Whartscape, Day Two at 2640 St. Paul, Baltimore

Post Author: , Nate Dorr

From adaptations of The Little Mermaid to Beach House, Connor Kizer back in his Hobbes getup, and Dan Deacon the utilities manager.

Much like Whartscape’s first night, day two ran along a rough theme, this time of something approximating folk, under the austere vaulted arches of a deteriorating church at 2640 St. Paul Ave. In that sense, Lesser Gonzalez Alvarez might have served as a fulcrum around which the set list swung (loosely). This meant an appearance by Wham City stalwarts Santa Dads in all their swaggering, tiger-costumed beat-boxing, ukelele-thrashing (theirs is shaped like a Telecaster) bravado.
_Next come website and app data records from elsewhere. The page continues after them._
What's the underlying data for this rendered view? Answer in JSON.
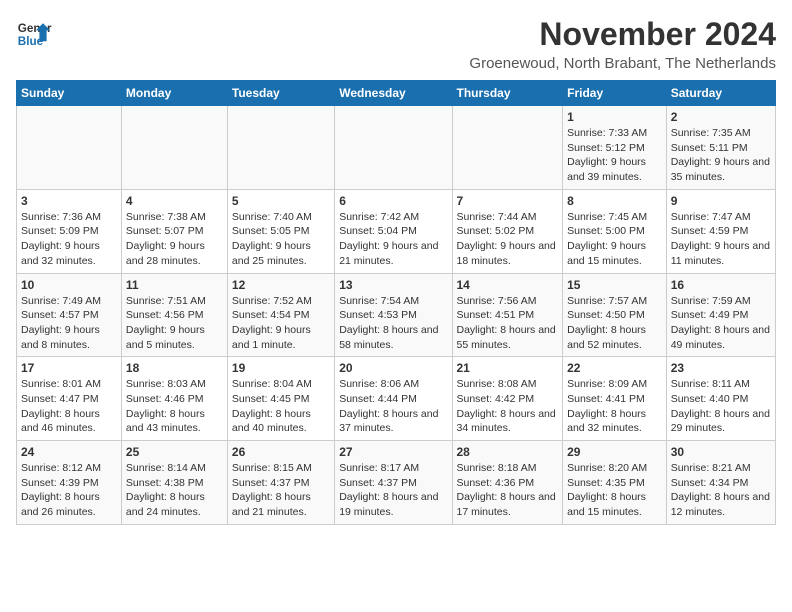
{
  "logo": {
    "line1": "General",
    "line2": "Blue"
  },
  "title": "November 2024",
  "subtitle": "Groenewoud, North Brabant, The Netherlands",
  "days_of_week": [
    "Sunday",
    "Monday",
    "Tuesday",
    "Wednesday",
    "Thursday",
    "Friday",
    "Saturday"
  ],
  "weeks": [
    [
      {
        "day": "",
        "info": ""
      },
      {
        "day": "",
        "info": ""
      },
      {
        "day": "",
        "info": ""
      },
      {
        "day": "",
        "info": ""
      },
      {
        "day": "",
        "info": ""
      },
      {
        "day": "1",
        "info": "Sunrise: 7:33 AM\nSunset: 5:12 PM\nDaylight: 9 hours and 39 minutes."
      },
      {
        "day": "2",
        "info": "Sunrise: 7:35 AM\nSunset: 5:11 PM\nDaylight: 9 hours and 35 minutes."
      }
    ],
    [
      {
        "day": "3",
        "info": "Sunrise: 7:36 AM\nSunset: 5:09 PM\nDaylight: 9 hours and 32 minutes."
      },
      {
        "day": "4",
        "info": "Sunrise: 7:38 AM\nSunset: 5:07 PM\nDaylight: 9 hours and 28 minutes."
      },
      {
        "day": "5",
        "info": "Sunrise: 7:40 AM\nSunset: 5:05 PM\nDaylight: 9 hours and 25 minutes."
      },
      {
        "day": "6",
        "info": "Sunrise: 7:42 AM\nSunset: 5:04 PM\nDaylight: 9 hours and 21 minutes."
      },
      {
        "day": "7",
        "info": "Sunrise: 7:44 AM\nSunset: 5:02 PM\nDaylight: 9 hours and 18 minutes."
      },
      {
        "day": "8",
        "info": "Sunrise: 7:45 AM\nSunset: 5:00 PM\nDaylight: 9 hours and 15 minutes."
      },
      {
        "day": "9",
        "info": "Sunrise: 7:47 AM\nSunset: 4:59 PM\nDaylight: 9 hours and 11 minutes."
      }
    ],
    [
      {
        "day": "10",
        "info": "Sunrise: 7:49 AM\nSunset: 4:57 PM\nDaylight: 9 hours and 8 minutes."
      },
      {
        "day": "11",
        "info": "Sunrise: 7:51 AM\nSunset: 4:56 PM\nDaylight: 9 hours and 5 minutes."
      },
      {
        "day": "12",
        "info": "Sunrise: 7:52 AM\nSunset: 4:54 PM\nDaylight: 9 hours and 1 minute."
      },
      {
        "day": "13",
        "info": "Sunrise: 7:54 AM\nSunset: 4:53 PM\nDaylight: 8 hours and 58 minutes."
      },
      {
        "day": "14",
        "info": "Sunrise: 7:56 AM\nSunset: 4:51 PM\nDaylight: 8 hours and 55 minutes."
      },
      {
        "day": "15",
        "info": "Sunrise: 7:57 AM\nSunset: 4:50 PM\nDaylight: 8 hours and 52 minutes."
      },
      {
        "day": "16",
        "info": "Sunrise: 7:59 AM\nSunset: 4:49 PM\nDaylight: 8 hours and 49 minutes."
      }
    ],
    [
      {
        "day": "17",
        "info": "Sunrise: 8:01 AM\nSunset: 4:47 PM\nDaylight: 8 hours and 46 minutes."
      },
      {
        "day": "18",
        "info": "Sunrise: 8:03 AM\nSunset: 4:46 PM\nDaylight: 8 hours and 43 minutes."
      },
      {
        "day": "19",
        "info": "Sunrise: 8:04 AM\nSunset: 4:45 PM\nDaylight: 8 hours and 40 minutes."
      },
      {
        "day": "20",
        "info": "Sunrise: 8:06 AM\nSunset: 4:44 PM\nDaylight: 8 hours and 37 minutes."
      },
      {
        "day": "21",
        "info": "Sunrise: 8:08 AM\nSunset: 4:42 PM\nDaylight: 8 hours and 34 minutes."
      },
      {
        "day": "22",
        "info": "Sunrise: 8:09 AM\nSunset: 4:41 PM\nDaylight: 8 hours and 32 minutes."
      },
      {
        "day": "23",
        "info": "Sunrise: 8:11 AM\nSunset: 4:40 PM\nDaylight: 8 hours and 29 minutes."
      }
    ],
    [
      {
        "day": "24",
        "info": "Sunrise: 8:12 AM\nSunset: 4:39 PM\nDaylight: 8 hours and 26 minutes."
      },
      {
        "day": "25",
        "info": "Sunrise: 8:14 AM\nSunset: 4:38 PM\nDaylight: 8 hours and 24 minutes."
      },
      {
        "day": "26",
        "info": "Sunrise: 8:15 AM\nSunset: 4:37 PM\nDaylight: 8 hours and 21 minutes."
      },
      {
        "day": "27",
        "info": "Sunrise: 8:17 AM\nSunset: 4:37 PM\nDaylight: 8 hours and 19 minutes."
      },
      {
        "day": "28",
        "info": "Sunrise: 8:18 AM\nSunset: 4:36 PM\nDaylight: 8 hours and 17 minutes."
      },
      {
        "day": "29",
        "info": "Sunrise: 8:20 AM\nSunset: 4:35 PM\nDaylight: 8 hours and 15 minutes."
      },
      {
        "day": "30",
        "info": "Sunrise: 8:21 AM\nSunset: 4:34 PM\nDaylight: 8 hours and 12 minutes."
      }
    ]
  ]
}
It also meant the delicate guitar threadings and milky voice of Matteah Baim, the Dylanesque looping of Andy Abelow, and Jana Hunter, the former singer-song writer, now backed with full band.

But the oddities and extras crammed in the wings gave the night its body: Eagle Ager was a sort of neutered theater of the absurd, bereft of meaningful dialogue, a cast of characters dressed in layers of garbage and noisy colors wandering the length of the church, one showing the audience his dirty palms, another muttering inconsolably, a third squatting like a frog and coming on to a fourth, all spreading a massive chest of garbage-props (from which they all emerged) across the church floor. End scene.
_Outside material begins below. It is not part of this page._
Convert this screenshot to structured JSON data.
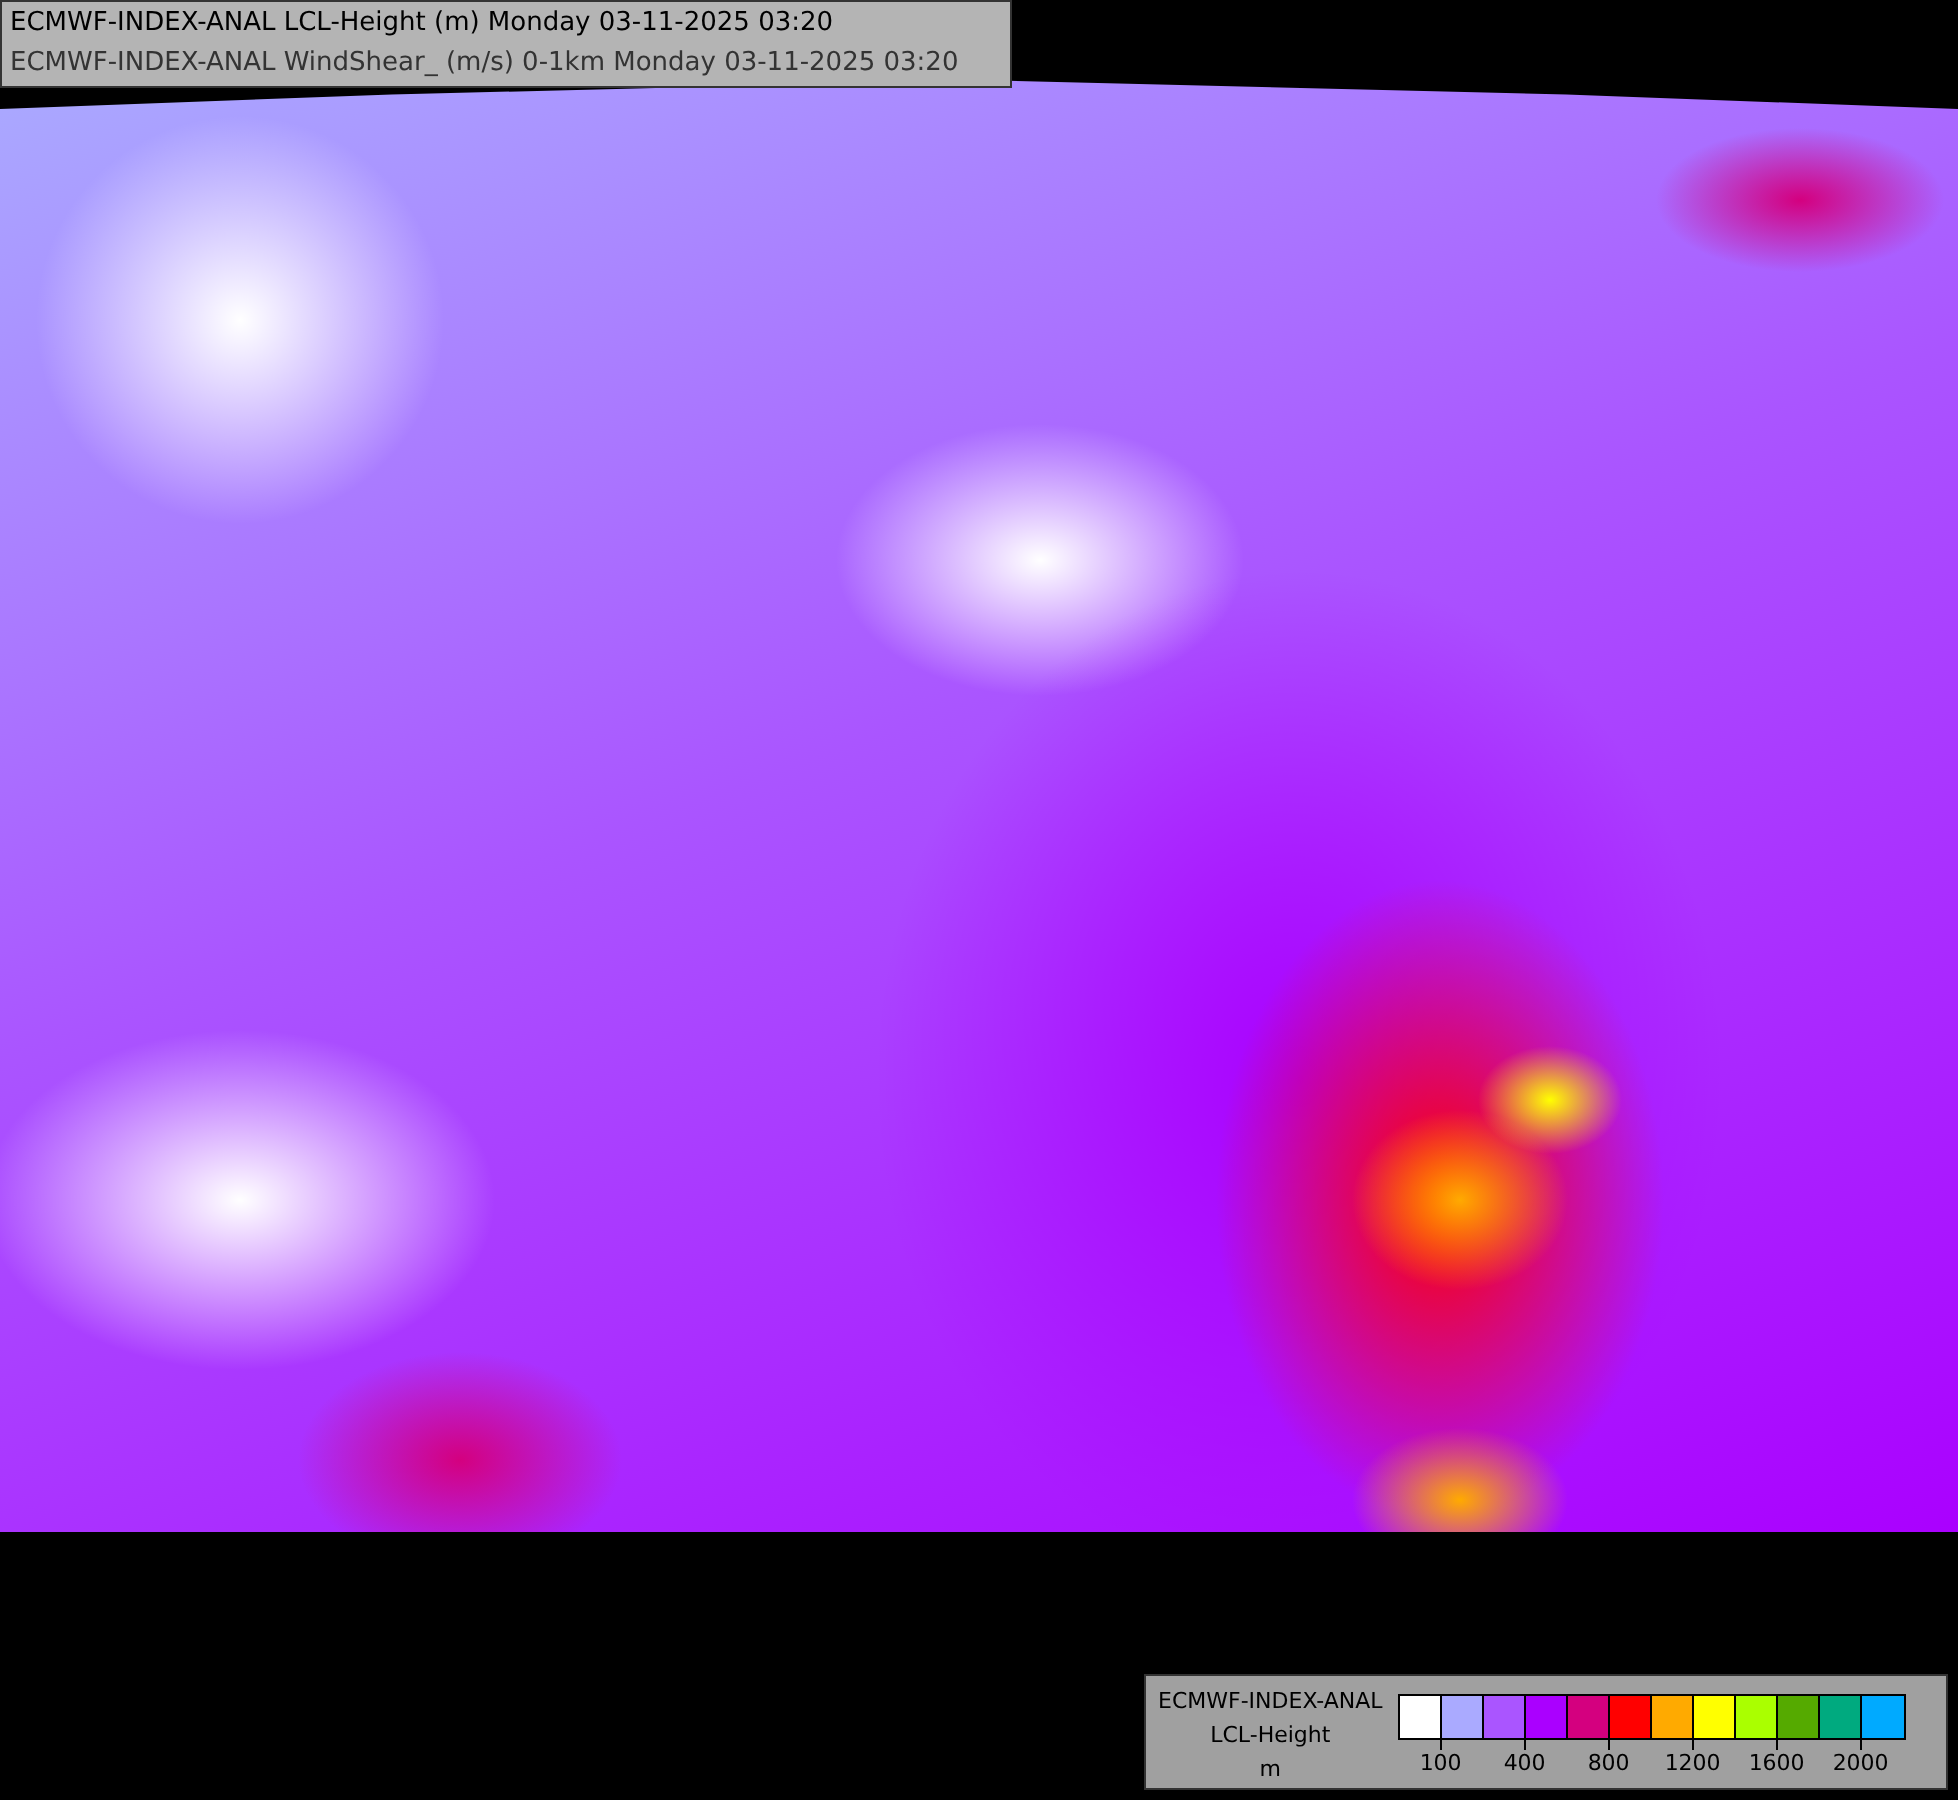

Golden Age required Dan Deacon to request a room of a few hundred people to “go outside if you want to talk”. Organized by members of More Dogs, it featured wind instruments, strings, auxiliary percussion, a team of vocalists, and a very soft-heeled approach to sweet, delicately arranged Americana.

[A Murmured Tale, an adaptation of The Little Mermaid, which describes its concept on its website: In this performance, the audience witnesses the formation and subsequent breakdown of the performance arena. It is through the collective experience of viewing the construction and destruction of this fantasy world that the play develops a life of its own. The show, rather than merely reproducing a semblance of reality becomes an organism whose life cycle is experienced in each staging of the production. What usually takes place in the background of a production is transparent in this work; the stagehands are as vital as the actors.]
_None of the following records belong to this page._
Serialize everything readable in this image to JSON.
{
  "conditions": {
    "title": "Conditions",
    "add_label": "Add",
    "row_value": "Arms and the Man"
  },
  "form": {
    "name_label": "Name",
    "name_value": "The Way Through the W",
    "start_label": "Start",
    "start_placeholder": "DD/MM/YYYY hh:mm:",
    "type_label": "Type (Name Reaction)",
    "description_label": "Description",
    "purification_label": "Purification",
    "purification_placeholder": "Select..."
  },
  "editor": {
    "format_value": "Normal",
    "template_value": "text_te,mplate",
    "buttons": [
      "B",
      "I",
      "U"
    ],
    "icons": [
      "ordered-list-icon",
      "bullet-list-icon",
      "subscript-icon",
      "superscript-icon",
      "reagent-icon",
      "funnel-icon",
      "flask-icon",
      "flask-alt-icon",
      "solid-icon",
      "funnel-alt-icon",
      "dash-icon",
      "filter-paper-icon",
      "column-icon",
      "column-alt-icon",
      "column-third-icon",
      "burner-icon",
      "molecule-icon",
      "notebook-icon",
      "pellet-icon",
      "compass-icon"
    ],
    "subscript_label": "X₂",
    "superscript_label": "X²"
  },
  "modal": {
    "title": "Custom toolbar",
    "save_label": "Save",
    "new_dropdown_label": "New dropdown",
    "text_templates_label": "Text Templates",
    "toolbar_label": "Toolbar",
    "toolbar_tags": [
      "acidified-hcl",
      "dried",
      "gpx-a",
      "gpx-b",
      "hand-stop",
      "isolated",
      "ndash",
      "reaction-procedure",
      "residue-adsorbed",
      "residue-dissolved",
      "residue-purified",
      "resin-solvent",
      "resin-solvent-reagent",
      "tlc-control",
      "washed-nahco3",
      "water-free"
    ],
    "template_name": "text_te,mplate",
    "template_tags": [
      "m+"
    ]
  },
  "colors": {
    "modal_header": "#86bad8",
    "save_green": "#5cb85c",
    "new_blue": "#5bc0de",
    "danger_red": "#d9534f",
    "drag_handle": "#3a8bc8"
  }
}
[When we visited Baltimore earlier in the year, younger musicians described Arbouretum as an older band that represented a generation one step moved from those acts gaining wider national recognition. I wouldn’t know if it’s significant that they’re a part of a Wham City event, but their slow-burn roots rock carried extra weight performed beneath a stain glass window.]

[This was the first time I’d seen Beach House since they’d told us a few months ago about their plans to tour with a percussionist. The audition added a subtle, organic layer over their backing tracks.]

[Videographer and projectionist Mark Brown noted that this atrocity of public art cost the city a bundle… and to what end? Penis jokes, obviously.]

[Baltimore, the Greatest City in America.]

[Artscape, giving you a table cloth and some shade for that nasty breakup you’ve been planning.]